"Our collective future has never been brighter."
Guessing who will replace Murdoch has been a game among media watchers as his children have jockeyed for position over the years.
Daughter Elisabeth, who like Lachlan and James is a child of Murdoch's second marriage to Anna Murdoch Mann, founded and sold her television business Shine Group to News Corp in 2011.
She was set to become a board director at the company in 2011 before the corporate split but decided not to pursue the nomination following the furor over the hacking scandal.
Lachlan had been expected to succeed his father at the helm, but in 2005 stepped down from his role as deputy chief operating officer of News Corp after clashing with executives in New York.
In 2011, James replaced Lachlan as the favorite when he became deputy chief operating officer of the old News Corp. But his reputation suffered during the scandal at Britain's News of the World Sunday tabloid, where some staffers hacked into voicemail messages for stories.
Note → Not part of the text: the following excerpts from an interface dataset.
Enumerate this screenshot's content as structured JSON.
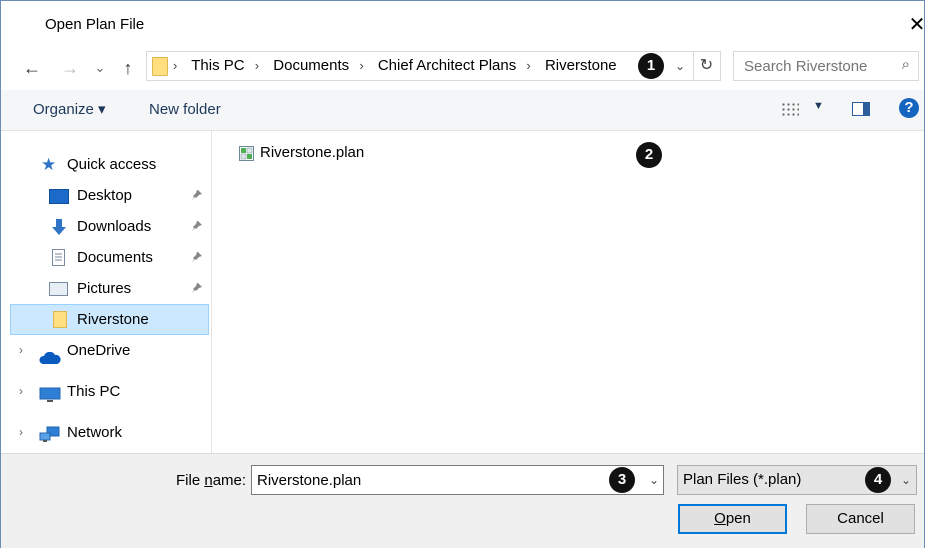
{
  "window": {
    "title": "Open Plan File",
    "close_glyph": "✕"
  },
  "nav": {
    "back": "←",
    "forward": "→",
    "recent": "⌄",
    "up": "↑"
  },
  "address": {
    "crumbs": [
      "This PC",
      "Documents",
      "Chief Architect Plans",
      "Riverstone"
    ],
    "separator": "›",
    "dropdown": "⌄",
    "refresh": "↻"
  },
  "search": {
    "placeholder": "Search Riverstone",
    "icon": "⌕"
  },
  "toolbar": {
    "organize": "Organize ▾",
    "new_folder": "New folder",
    "view_drop": "▼",
    "help": "?"
  },
  "sidebar": {
    "quick_access": "Quick access",
    "items": [
      {
        "label": "Desktop"
      },
      {
        "label": "Downloads"
      },
      {
        "label": "Documents"
      },
      {
        "label": "Pictures"
      },
      {
        "label": "Riverstone"
      }
    ],
    "pin_glyph": "📌",
    "onedrive": "OneDrive",
    "this_pc": "This PC",
    "network": "Network",
    "chevron": "›"
  },
  "files": [
    {
      "name": "Riverstone.plan"
    }
  ],
  "bottom": {
    "file_name_label_prefix": "File ",
    "file_name_label_underlined": "n",
    "file_name_label_suffix": "ame:",
    "file_name_value": "Riverstone.plan",
    "dropdown": "⌄",
    "filter": "Plan Files (*.plan)",
    "open_underlined": "O",
    "open_rest": "pen",
    "cancel": "Cancel"
  },
  "callouts": [
    "1",
    "2",
    "3",
    "4"
  ],
  "colors": {
    "accent": "#0078d7",
    "selection": "#cce8ff",
    "folder": "#ffdf80",
    "badge": "#111111"
  }
}
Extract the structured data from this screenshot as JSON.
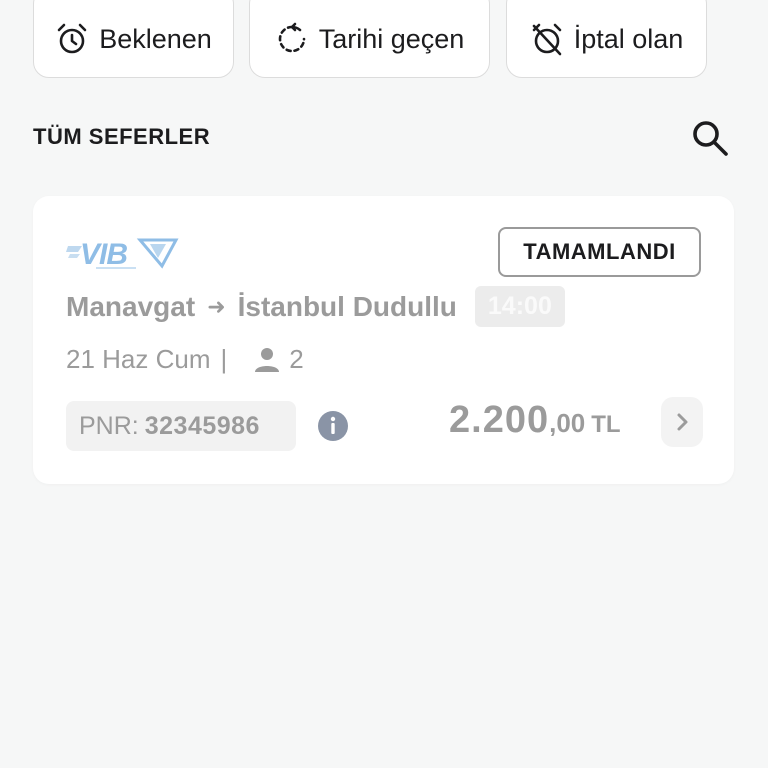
{
  "filters": [
    {
      "label": "Beklenen",
      "icon": "alarm-clock-icon"
    },
    {
      "label": "Tarihi geçen",
      "icon": "refresh-clock-icon"
    },
    {
      "label": "İptal olan",
      "icon": "alarm-off-icon"
    }
  ],
  "section": {
    "title": "TÜM SEFERLER",
    "search_icon": "search-icon"
  },
  "trip": {
    "logo_text": "VIB",
    "status": "TAMAMLANDI",
    "origin": "Manavgat",
    "destination": "İstanbul Dudullu",
    "time": "14:00",
    "date": "21 Haz Cum",
    "separator": "|",
    "passengers": "2",
    "pnr_label": "PNR:",
    "pnr_value": "32345986",
    "price_amount": "2.200",
    "price_decimals": ",00",
    "currency": "TL"
  },
  "colors": {
    "background": "#f6f7f7",
    "card": "#ffffff",
    "muted_text": "#9b9b9b",
    "info_icon": "#8a94a6",
    "logo_blue": "#7fb2e0"
  }
}
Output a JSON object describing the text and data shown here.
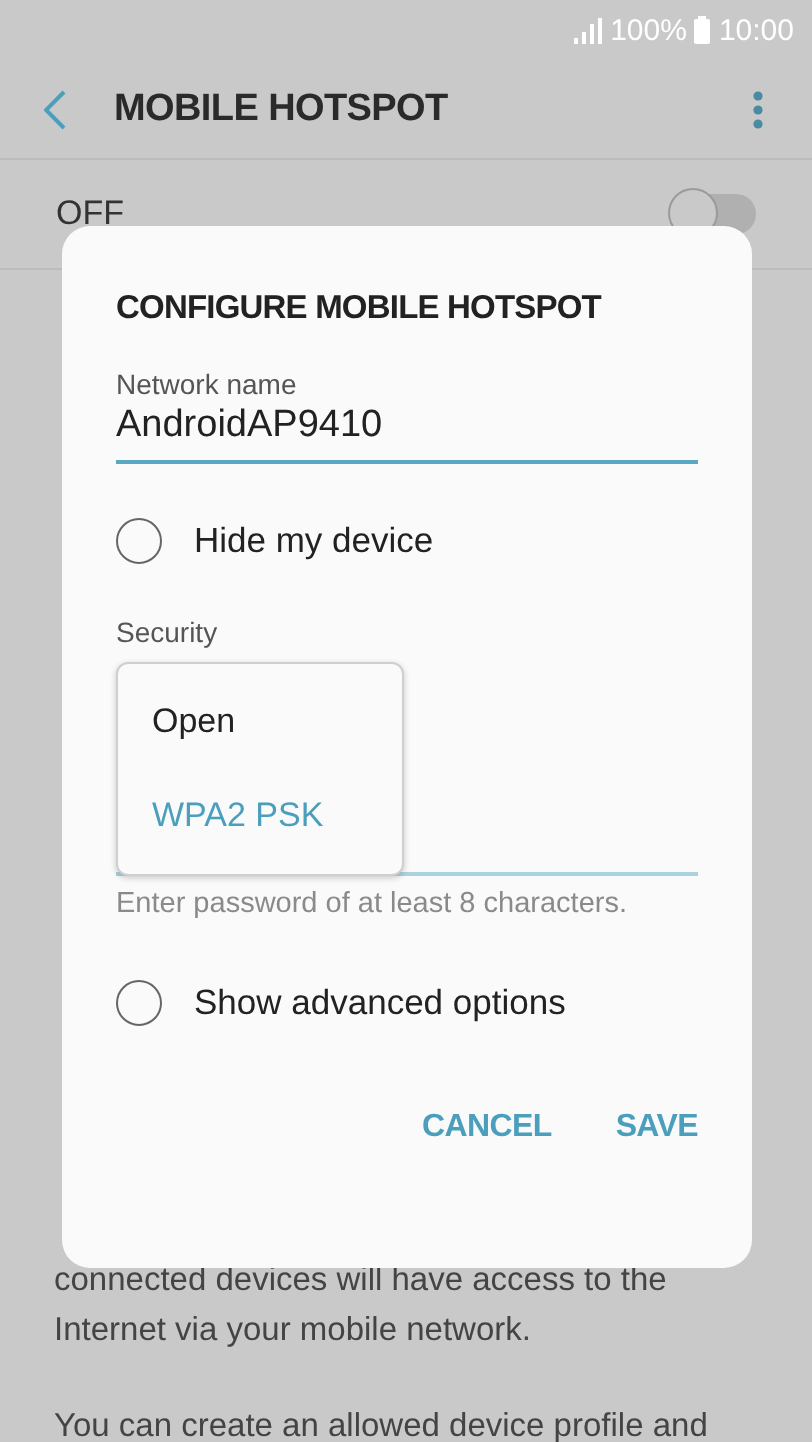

James, who had also been head of the British newspaper arm, eventually stepped down as chairman of British pay-TV company BSkyB, where he built his career. He said he did not want to act as a lightning rod for the wider hacking scandal.
All Murdoch's four adult children including Prudence, his only child from his first marriage, hold voting rights in the trust. Grace and Chloe, two young daughters from Murdoch's marriage to Wendi Deng, hold shares but no voting rights.
Murdoch and Deng divorced in 2013 after 14 years of marriage.
Fox said on Wednesday that Lachlan would split his time between his home in Sydney and News Corp's offices in New York and work with senior management to develop the businesses. Those roles are more commonly associated with an executive position despite his new non-executive chairman title.
During his time away from the head office, Lachlan had remained as a director at News Corp and Fox. He had also focused on interests in Australia through his private investment company Illyria Pty Ltd, which owns various media assets.
Until recently, he also served as non-executive chairman of Australian TV network Ten Network Holdings, whose shares are down 72 percent over the past three years.
Before Wednesday's promotion, James had been Fox's deputy chief operating officer, as well as chairman and CEO of its international arm.
"It is every investors' expectation that at some point one of Rupert's kids will succeed him," Gould said. DM
Photo: Rupert Murdoch, CEO of News Corp. and 21st Century Fox, arrives with sons Lachlan (L) and James (R) for the first session of annual Allen and Co. conference at the Sun Valley, Idaho Resort July 10, 2013. REUTERS/Rick Wilking